When Aiken devised the Mark I, why did he decided to separate data and instructions? It was not mentioned in Wikipedia (or in any other searches I've looked) on how or why Aiken separated data and instructions.
- Anybody can ask a question
- Anybody can answer
- The best answers are voted up and rise to the top
According to the Wikipedia article on the Harvard Mark I, the data memory consisted of storage for 72 23-digit numbers, and instructions were read from a paper tape loop.
That's the how.
The why is most likely that he hadn't seen the advantages of putting instructions into read/write memory. Also random access read/write memory was extremely expensive to implement ... compared with sequential and / or readonly memory.

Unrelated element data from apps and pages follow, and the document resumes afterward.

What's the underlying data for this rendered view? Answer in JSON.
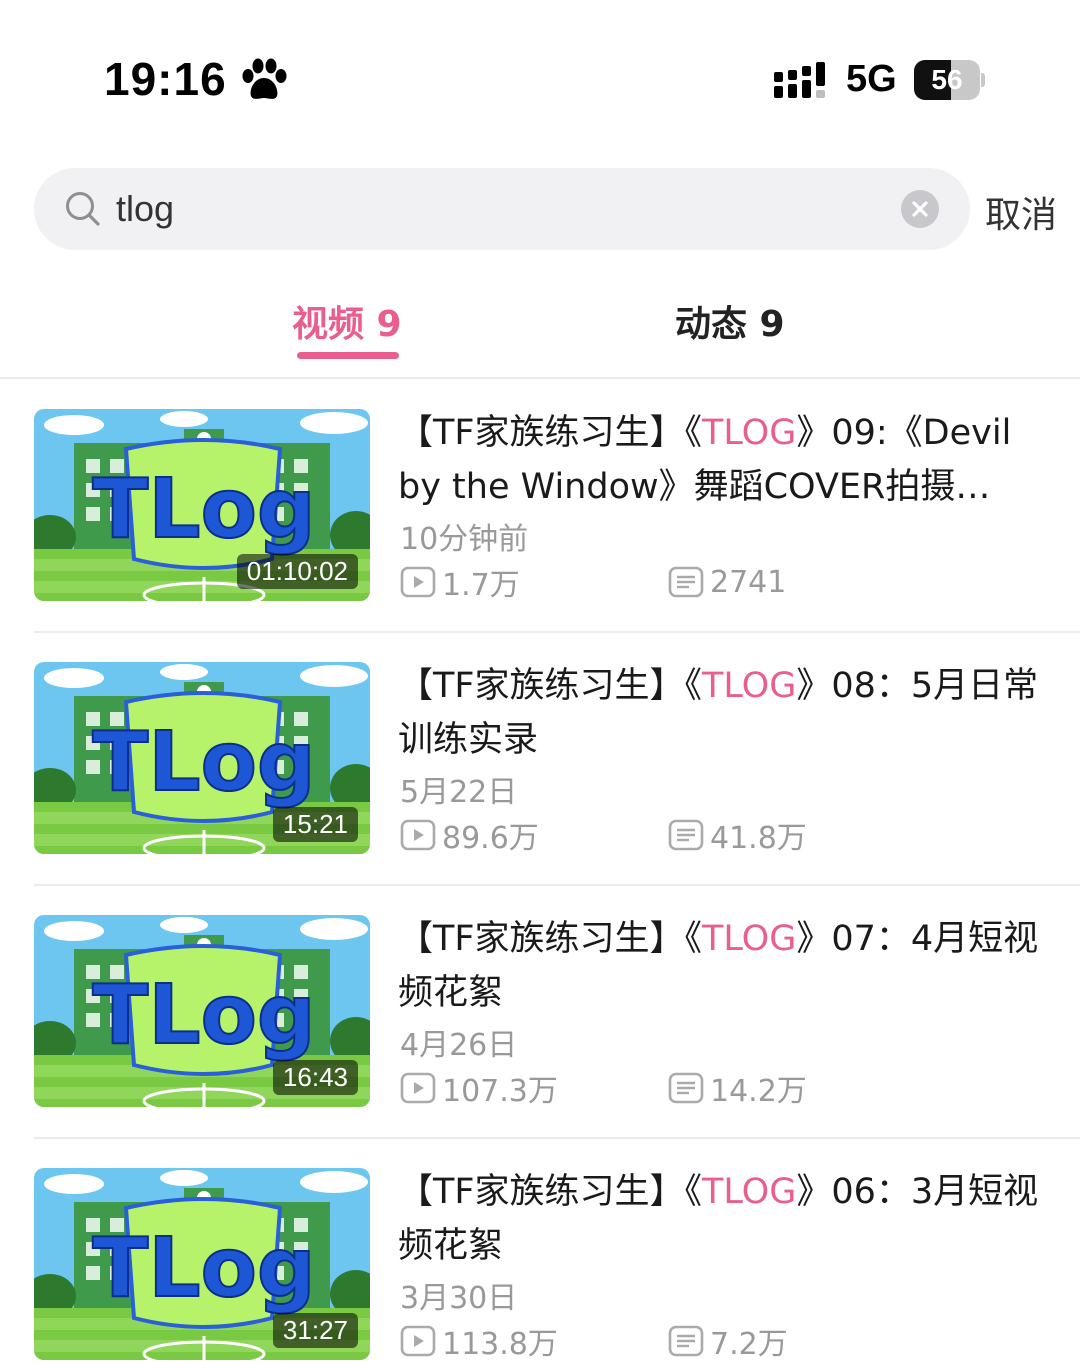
{
  "status_bar": {
    "time": "19:16",
    "time_icon": "paw-icon",
    "network": "5G",
    "battery_level": "56",
    "battery_fraction": 0.56
  },
  "search": {
    "query": "tlog",
    "cancel_label": "取消"
  },
  "tabs": [
    {
      "label": "视频 9",
      "active": true
    },
    {
      "label": "动态 9",
      "active": false
    }
  ],
  "colors": {
    "accent": "#ea5e8f",
    "text_primary": "#1a1a1a",
    "text_secondary": "#999999"
  },
  "videos": [
    {
      "title_prefix": "【TF家族练习生】《",
      "title_highlight": "TLOG",
      "title_suffix": "》09:《Devil by the Window》舞蹈COVER拍摄…",
      "duration": "01:10:02",
      "date": "10分钟前",
      "views": "1.7万",
      "comments": "2741",
      "thumbnail_text": "TLog"
    },
    {
      "title_prefix": "【TF家族练习生】《",
      "title_highlight": "TLOG",
      "title_suffix": "》08：5月日常训练实录",
      "duration": "15:21",
      "date": "5月22日",
      "views": "89.6万",
      "comments": "41.8万",
      "thumbnail_text": "TLog"
    },
    {
      "title_prefix": "【TF家族练习生】《",
      "title_highlight": "TLOG",
      "title_suffix": "》07：4月短视频花絮",
      "duration": "16:43",
      "date": "4月26日",
      "views": "107.3万",
      "comments": "14.2万",
      "thumbnail_text": "TLog"
    },
    {
      "title_prefix": "【TF家族练习生】《",
      "title_highlight": "TLOG",
      "title_suffix": "》06：3月短视频花絮",
      "duration": "31:27",
      "date": "3月30日",
      "views": "113.8万",
      "comments": "7.2万",
      "thumbnail_text": "TLog"
    }
  ]
}
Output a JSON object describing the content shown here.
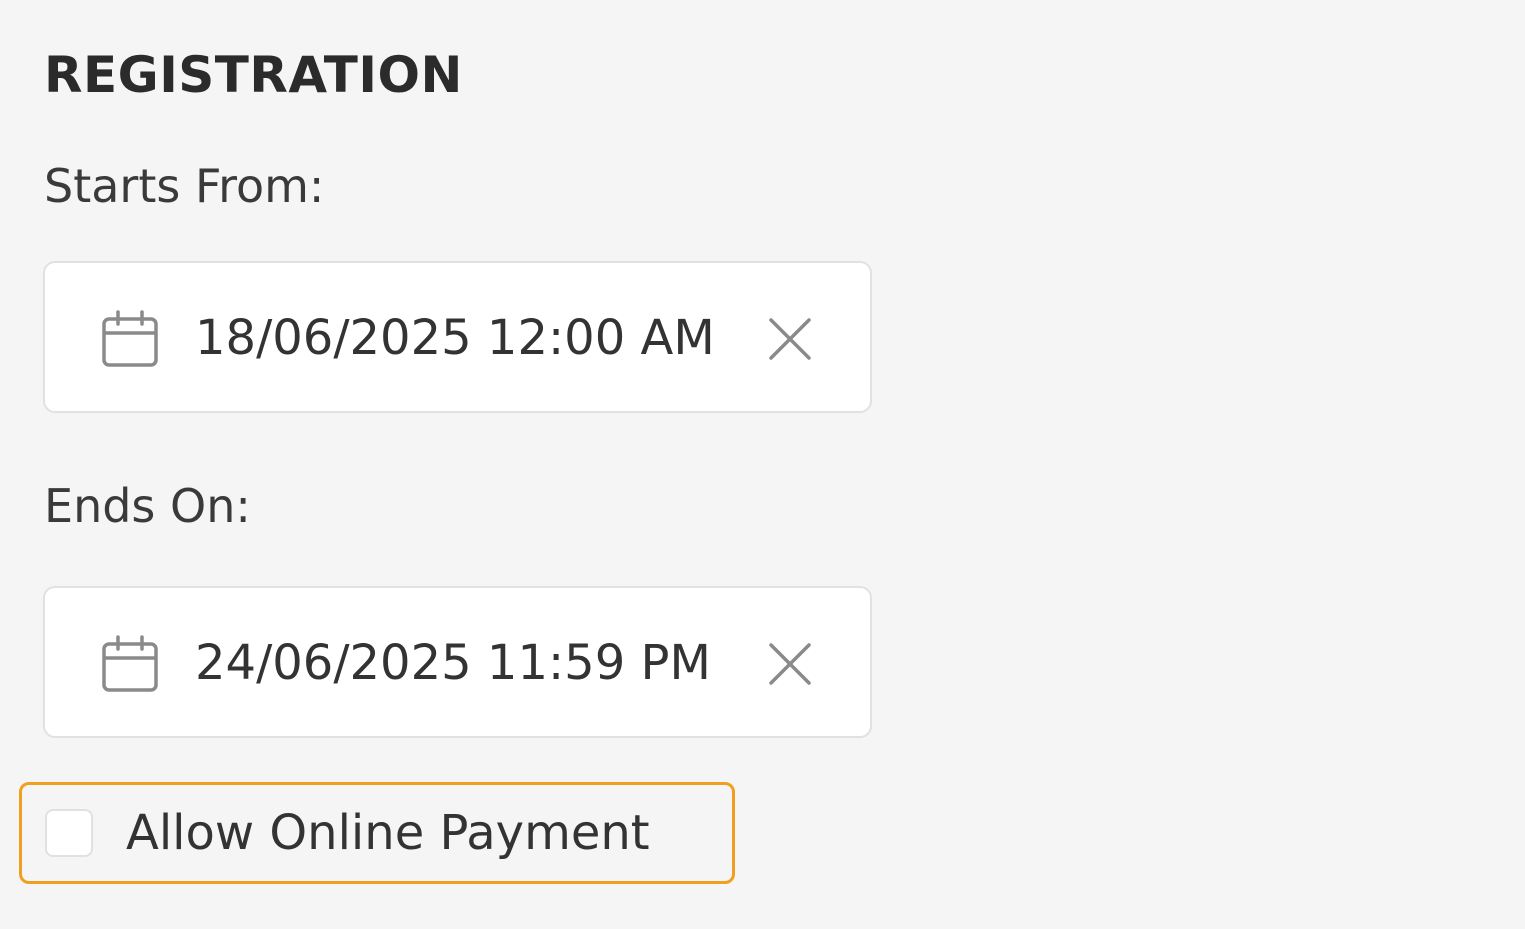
{
  "registration": {
    "title": "REGISTRATION",
    "starts_from": {
      "label": "Starts From:",
      "value": "18/06/2025 12:00 AM",
      "icon": "calendar-icon",
      "clear_icon": "close-icon"
    },
    "ends_on": {
      "label": "Ends On:",
      "value": "24/06/2025 11:59 PM",
      "icon": "calendar-icon",
      "clear_icon": "close-icon"
    },
    "allow_online_payment": {
      "label": "Allow Online Payment",
      "checked": false
    }
  },
  "colors": {
    "background": "#f5f5f5",
    "focus_outline": "#f0a020",
    "border": "#e1e1e1",
    "text": "#333333"
  }
}
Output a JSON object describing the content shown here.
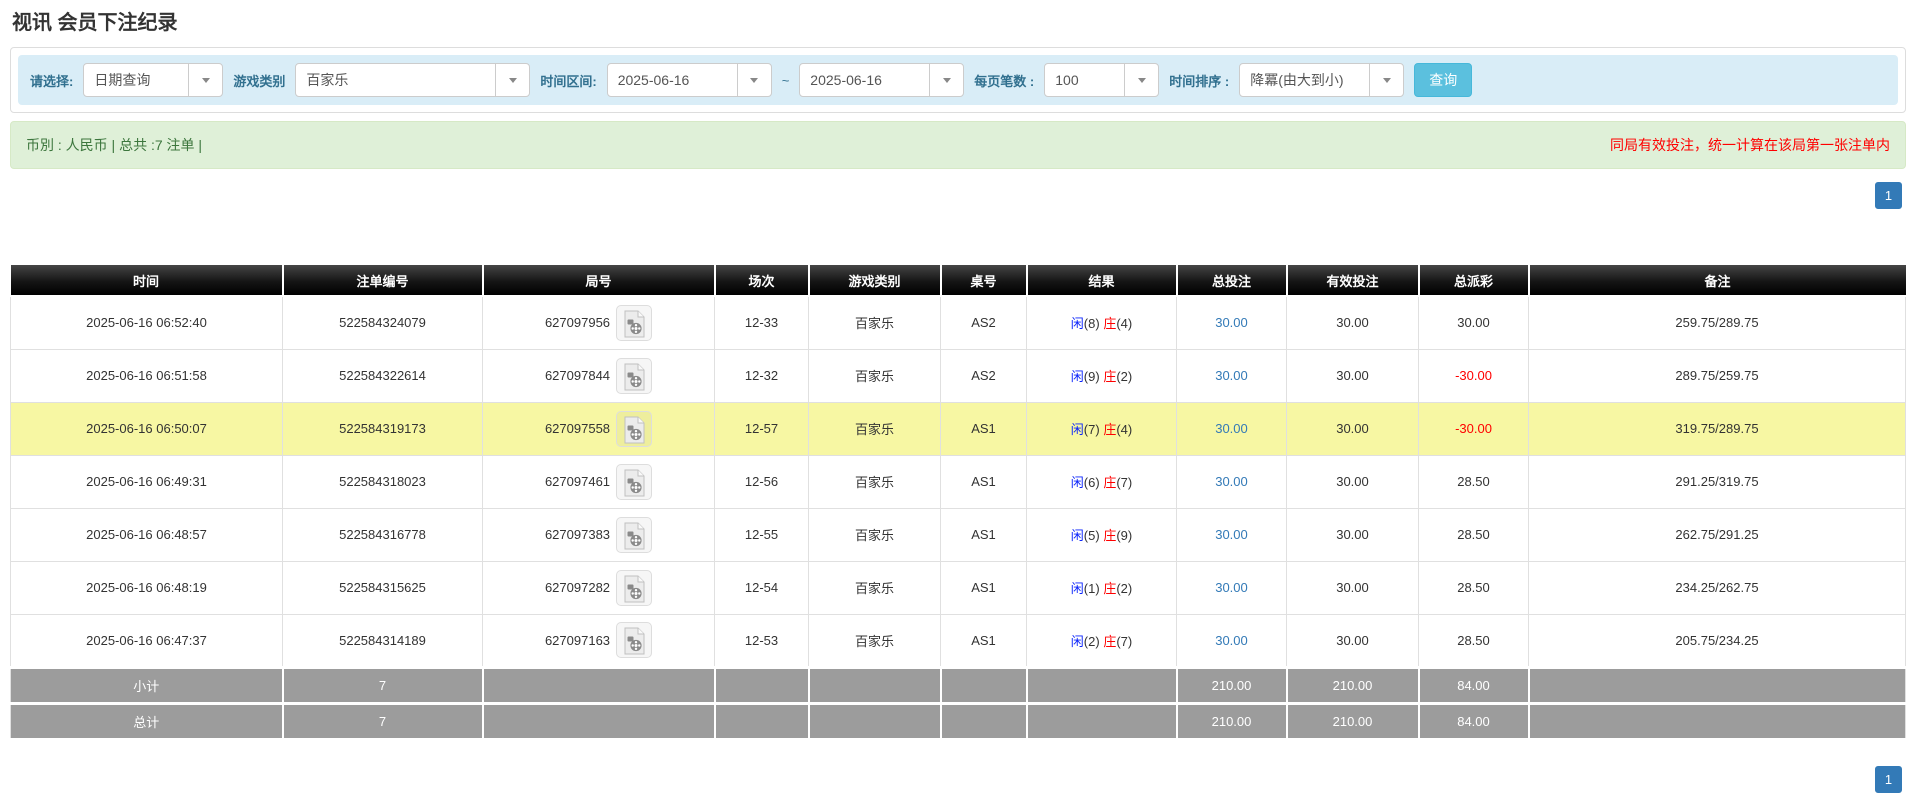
{
  "page_title": "视讯 会员下注纪录",
  "filter_bar": {
    "query_type_label": "请选择:",
    "query_type_value": "日期查询",
    "game_category_label": "游戏类别",
    "game_category_value": "百家乐",
    "time_range_label": "时间区间:",
    "date_from": "2025-06-16",
    "range_separator": "~",
    "date_to": "2025-06-16",
    "page_size_label": "每页笔数 :",
    "page_size_value": "100",
    "time_sort_label": "时间排序 :",
    "time_sort_value": "降冪(由大到小)",
    "search_button_label": "查询"
  },
  "info_bar": {
    "summary_text": "币別 : 人民币 | 总共 :7 注单 |",
    "notice_text": "同局有效投注，统一计算在该局第一张注单内"
  },
  "pagination": {
    "current_page": "1"
  },
  "table": {
    "headers": [
      "时间",
      "注单编号",
      "局号",
      "场次",
      "游戏类别",
      "桌号",
      "结果",
      "总投注",
      "有效投注",
      "总派彩",
      "备注"
    ],
    "result_labels": {
      "player": "闲",
      "banker": "庄"
    },
    "icons": {
      "round_icon": "video-film-icon"
    },
    "rows": [
      {
        "time": "2025-06-16 06:52:40",
        "bet_id": "522584324079",
        "round_id": "627097956",
        "session": "12-33",
        "game": "百家乐",
        "table_no": "AS2",
        "player_score": "8",
        "banker_score": "4",
        "total_bet": "30.00",
        "valid_bet": "30.00",
        "total_payout": "30.00",
        "note": "259.75/289.75",
        "highlight": false
      },
      {
        "time": "2025-06-16 06:51:58",
        "bet_id": "522584322614",
        "round_id": "627097844",
        "session": "12-32",
        "game": "百家乐",
        "table_no": "AS2",
        "player_score": "9",
        "banker_score": "2",
        "total_bet": "30.00",
        "valid_bet": "30.00",
        "total_payout": "-30.00",
        "note": "289.75/259.75",
        "highlight": false
      },
      {
        "time": "2025-06-16 06:50:07",
        "bet_id": "522584319173",
        "round_id": "627097558",
        "session": "12-57",
        "game": "百家乐",
        "table_no": "AS1",
        "player_score": "7",
        "banker_score": "4",
        "total_bet": "30.00",
        "valid_bet": "30.00",
        "total_payout": "-30.00",
        "note": "319.75/289.75",
        "highlight": true
      },
      {
        "time": "2025-06-16 06:49:31",
        "bet_id": "522584318023",
        "round_id": "627097461",
        "session": "12-56",
        "game": "百家乐",
        "table_no": "AS1",
        "player_score": "6",
        "banker_score": "7",
        "total_bet": "30.00",
        "valid_bet": "30.00",
        "total_payout": "28.50",
        "note": "291.25/319.75",
        "highlight": false
      },
      {
        "time": "2025-06-16 06:48:57",
        "bet_id": "522584316778",
        "round_id": "627097383",
        "session": "12-55",
        "game": "百家乐",
        "table_no": "AS1",
        "player_score": "5",
        "banker_score": "9",
        "total_bet": "30.00",
        "valid_bet": "30.00",
        "total_payout": "28.50",
        "note": "262.75/291.25",
        "highlight": false
      },
      {
        "time": "2025-06-16 06:48:19",
        "bet_id": "522584315625",
        "round_id": "627097282",
        "session": "12-54",
        "game": "百家乐",
        "table_no": "AS1",
        "player_score": "1",
        "banker_score": "2",
        "total_bet": "30.00",
        "valid_bet": "30.00",
        "total_payout": "28.50",
        "note": "234.25/262.75",
        "highlight": false
      },
      {
        "time": "2025-06-16 06:47:37",
        "bet_id": "522584314189",
        "round_id": "627097163",
        "session": "12-53",
        "game": "百家乐",
        "table_no": "AS1",
        "player_score": "2",
        "banker_score": "7",
        "total_bet": "30.00",
        "valid_bet": "30.00",
        "total_payout": "28.50",
        "note": "205.75/234.25",
        "highlight": false
      }
    ],
    "summary_rows": [
      {
        "label": "小计",
        "count": "7",
        "total_bet": "210.00",
        "valid_bet": "210.00",
        "total_payout": "84.00"
      },
      {
        "label": "总计",
        "count": "7",
        "total_bet": "210.00",
        "valid_bet": "210.00",
        "total_payout": "84.00"
      }
    ]
  },
  "colors": {
    "filter_bar_bg": "#d9edf7",
    "filter_label": "#31708f",
    "search_button_bg": "#5bc0de",
    "info_bar_bg": "#dff0d8",
    "info_text_green": "#3c763d",
    "notice_red": "#ff0000",
    "header_bg": "#000000",
    "highlight_row": "#f7f7a3",
    "summary_row_bg": "#9c9c9c",
    "link_blue": "#337ab7",
    "player_blue": "#0b24fb",
    "banker_red": "#ff0000",
    "pager_blue": "#337ab7"
  }
}
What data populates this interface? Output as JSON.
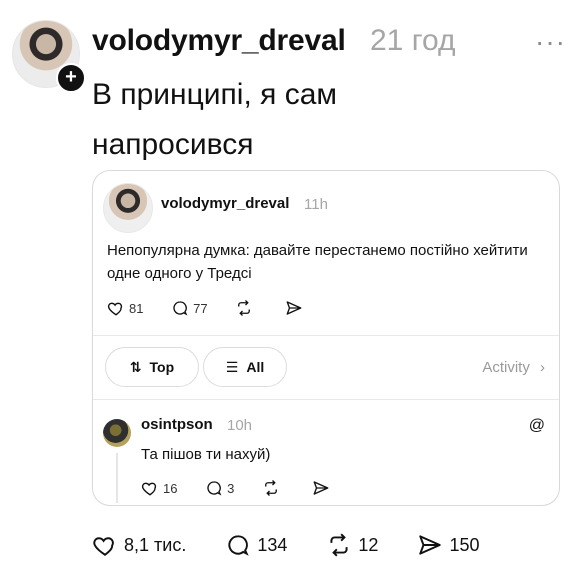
{
  "post": {
    "username": "volodymyr_dreval",
    "time": "21 год",
    "more": "···",
    "text": "В принципі, я сам напросився",
    "stats": {
      "likes": "8,1 тис.",
      "comments": "134",
      "reposts": "12",
      "shares": "150"
    }
  },
  "embedded": {
    "username": "volodymyr_dreval",
    "time": "11h",
    "text": "Непопулярна думка: давайте перестанемо постійно хейтити одне одного у Тредсі",
    "stats": {
      "likes": "81",
      "comments": "77"
    },
    "filters": {
      "top": "Top",
      "all": "All",
      "activity": "Activity"
    },
    "reply": {
      "username": "osintpson",
      "time": "10h",
      "text": "Та пішов ти нахуй)",
      "stats": {
        "likes": "16",
        "comments": "3"
      }
    }
  },
  "colors": {
    "text": "#111111",
    "muted": "#a6a6a6",
    "border": "#d9d9d9",
    "badge": "#111111"
  },
  "icons": {
    "like": "heart-icon",
    "comment": "comment-icon",
    "repost": "repost-icon",
    "share": "share-icon",
    "threads": "threads-icon",
    "more": "more-icon",
    "add": "plus-icon"
  }
}
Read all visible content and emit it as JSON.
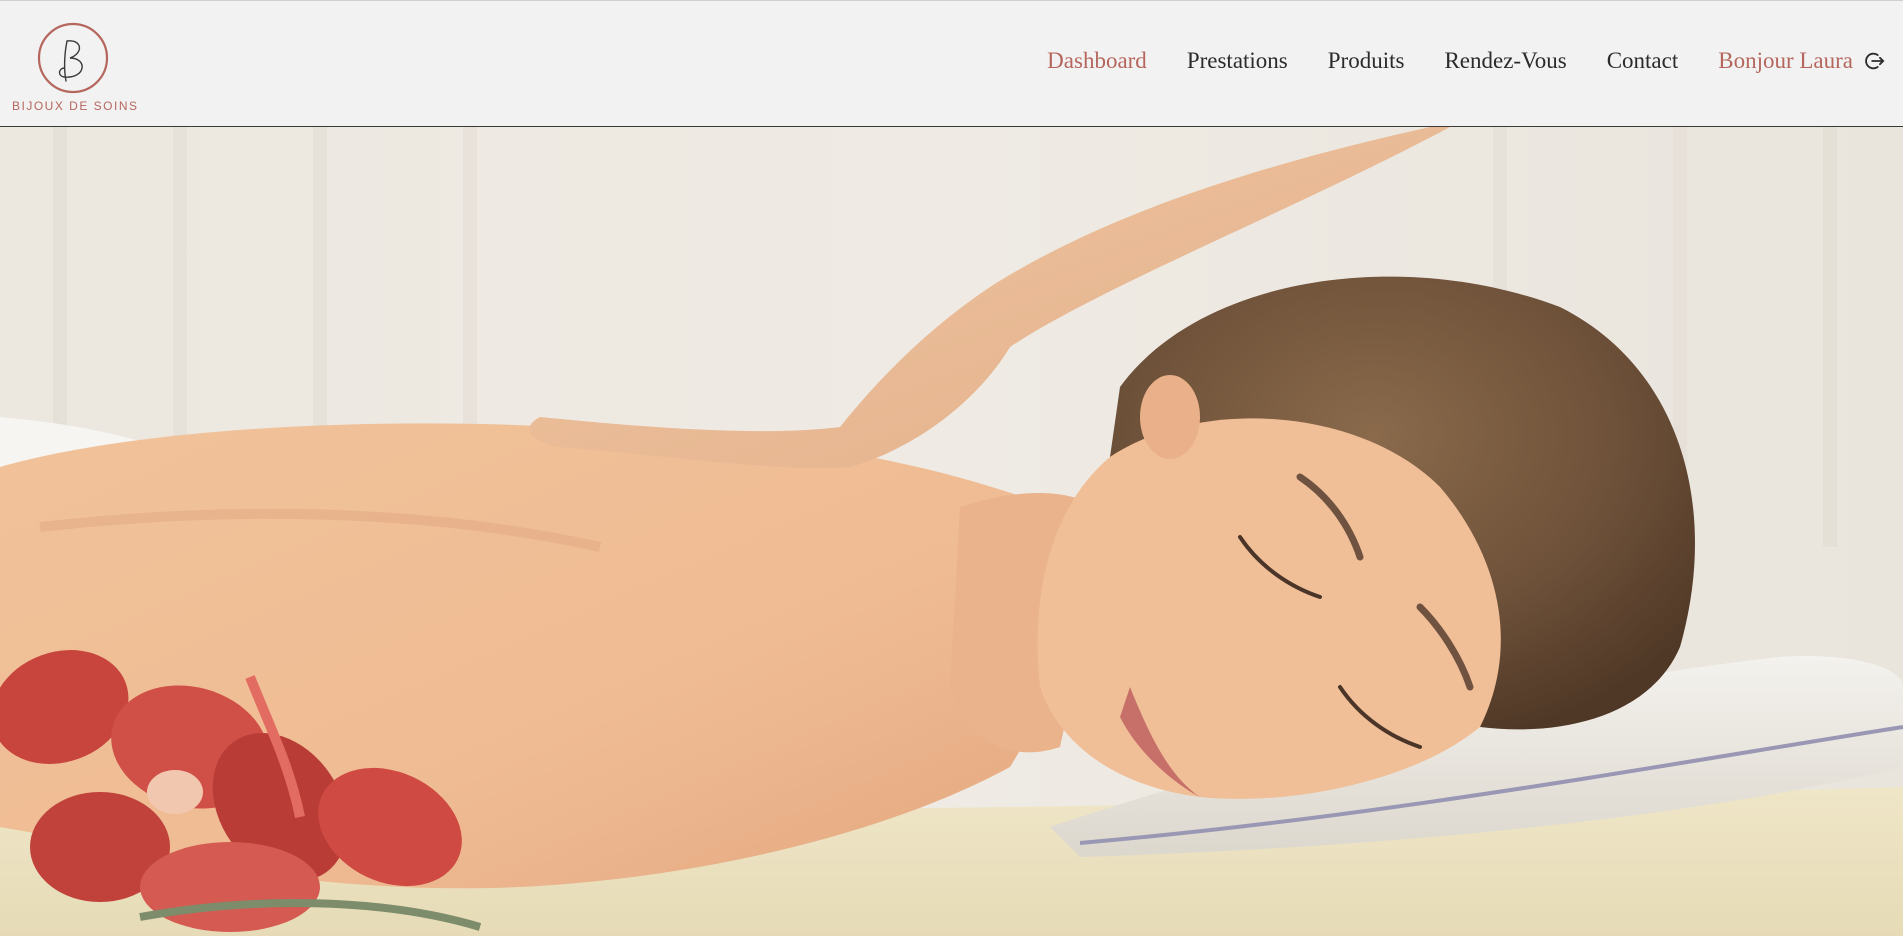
{
  "brand": {
    "logo_letter": "B",
    "name": "BIJOUX DE SOINS",
    "color": "#b5675e"
  },
  "nav": {
    "items": [
      {
        "label": "Dashboard",
        "active": true
      },
      {
        "label": "Prestations",
        "active": false
      },
      {
        "label": "Produits",
        "active": false
      },
      {
        "label": "Rendez-Vous",
        "active": false
      },
      {
        "label": "Contact",
        "active": false
      }
    ],
    "greeting": "Bonjour Laura",
    "logout_icon": "logout-icon"
  },
  "hero": {
    "image": "massage-photo"
  }
}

Remember we are talking about a machine that was build from electro-magnetic switches and relays, and could do 3 additions per second.